A week passes; Emmy and I meet occasionally at the café. We go on two more outings, the latter of which becomes known as our first date. Both downtown, both by the water, and both so full of the bliss that comes from being with another human being after so long solitary.
I am finally happy: happy with Emmy, happy with Midge, happy with Lily Christianson.
We're on another date now. Our second, I guess. Boldness overtakes me and I decide to pop a question.
“Do you dream of anything more than this?”
Emmy’s gaze remains fixed on the horizon. We’re atop Mount Doug, the city spread out below us, the ocean stretching all around, and white-capped Mount Baker a sentinel in the distance. It is one of my favourite sights, something that I need to see before believing I’m home from any journey.
“Of course, Declan,” she answers. “I dream of far flung travels that remind me why I love this place, of where my life will lead me, what twists and turns are in store that I cannot hope to anticipate.”
I allow her answer to rest in the air a few moments, swept away by the gentle current of the wind, before proving my own.
“I sometimes dream of having an ice cream cone in hand, slowly melting, while my other hand is clasped by a small child.”
Emmy looks at me now, her mouth slightly agape, her eyes widened with astonishment.
“And sometimes,” I continue, a smile tugging at the corners of my mouth. “Sometimes I dream that there’s a woman holding that child’s opposite hand, too.”
From the corner of my eye I see Emmy’s heart melt.
That evening I’m at the café, a slight change in routine. It doesn’t bother me, though; I know that my date doesn’t need to be informed of the change in time. I have to wait only a few minutes before she arrives.
“Good evening, Lily Christianson.”
She smiles and sits on the stool next to me, saying her own greetings. We exchange the basic pleasantries, the obligatory beginnings to any conversation. “How have you been?” “Can you believe the weather we’ve been having?” “Did you read about such and such in the paper?”
With that behind us, I’m finally able to delve into the true purpose of our meeting.
“Do you dream of fame, Lily?”
The question takes her off guard, and she fumbles with words before answering.
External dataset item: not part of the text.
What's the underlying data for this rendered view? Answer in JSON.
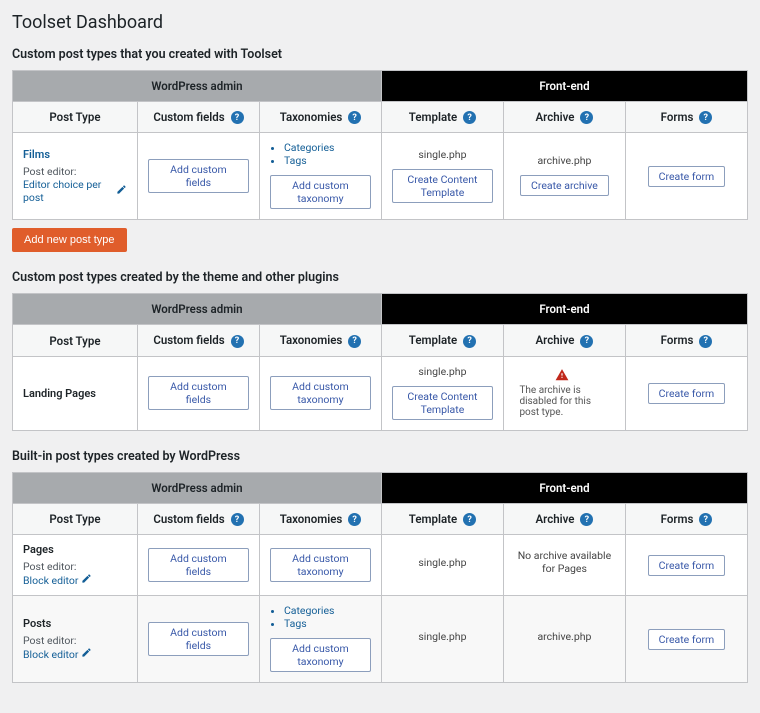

She says that it’s something she has considered often; that, while she enjoys being noticed, the magnifying glass of public fame would be stifling.
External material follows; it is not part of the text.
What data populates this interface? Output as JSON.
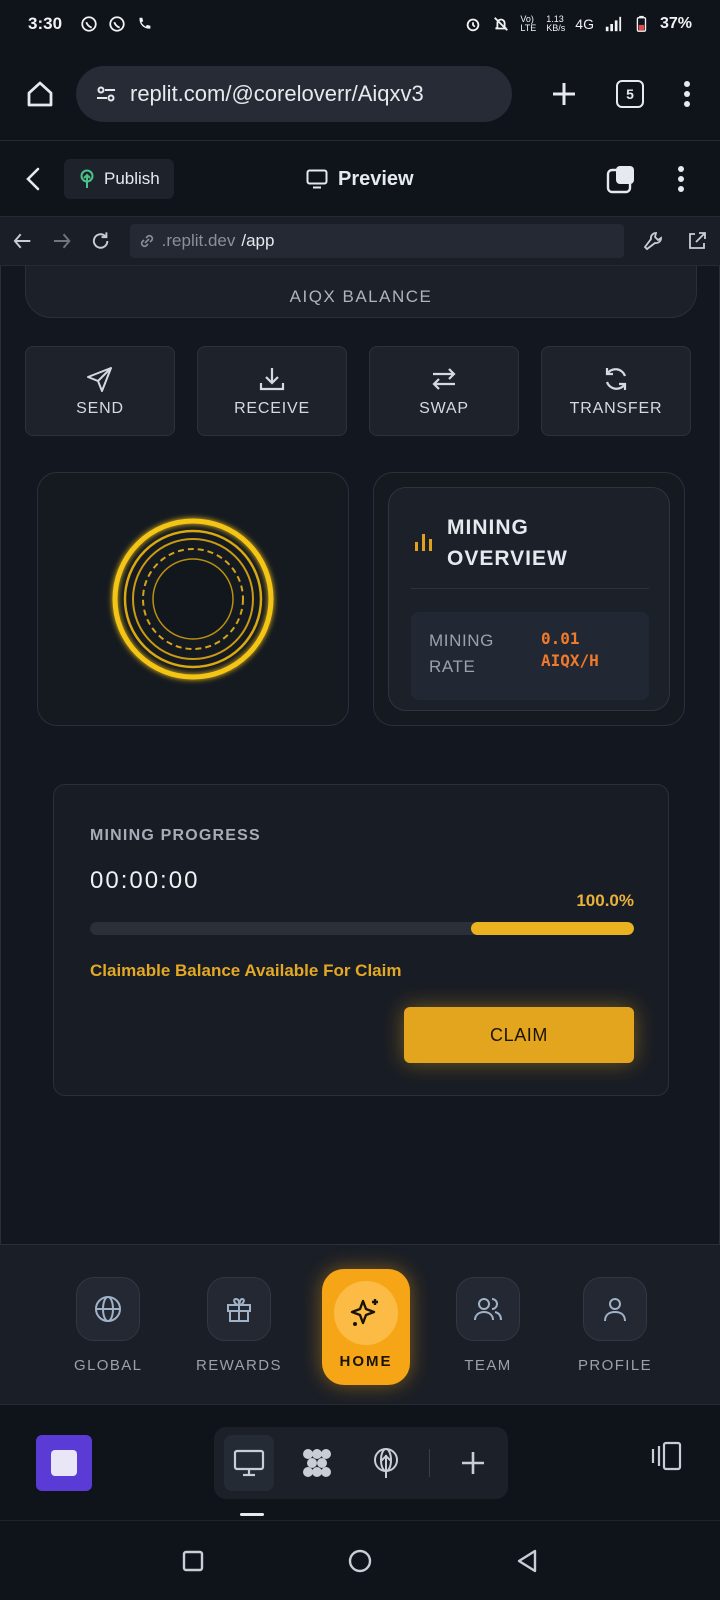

“Huh,” I reply. “I can see that.”
Her next move is to turn the question back on me.
“Well, fame for a writer is an entirely different animal, I think.” I pause to think before continuing. Lily allows me this moment, though doesn’t turn away. I realize then how genuinely interested she is in me, in my life.
Does she know what she is?
“Writers generally don’t get mobbed in the street, or have their faces plastered across magazines at the grocery store.”
Lily says that writers are not often thanked.
Her words stun me into silence. I close my eyes for what I think are few seconds, truly hurt by the revelation. And if the revelation hurts me, does that mean I really am seeking attention?
When I open my eyes, my hands are on my thighs, my laptop screen dimmed, and I’m alone but for the barista.
“You never gave me the chance to thank you, Lily Christianson.”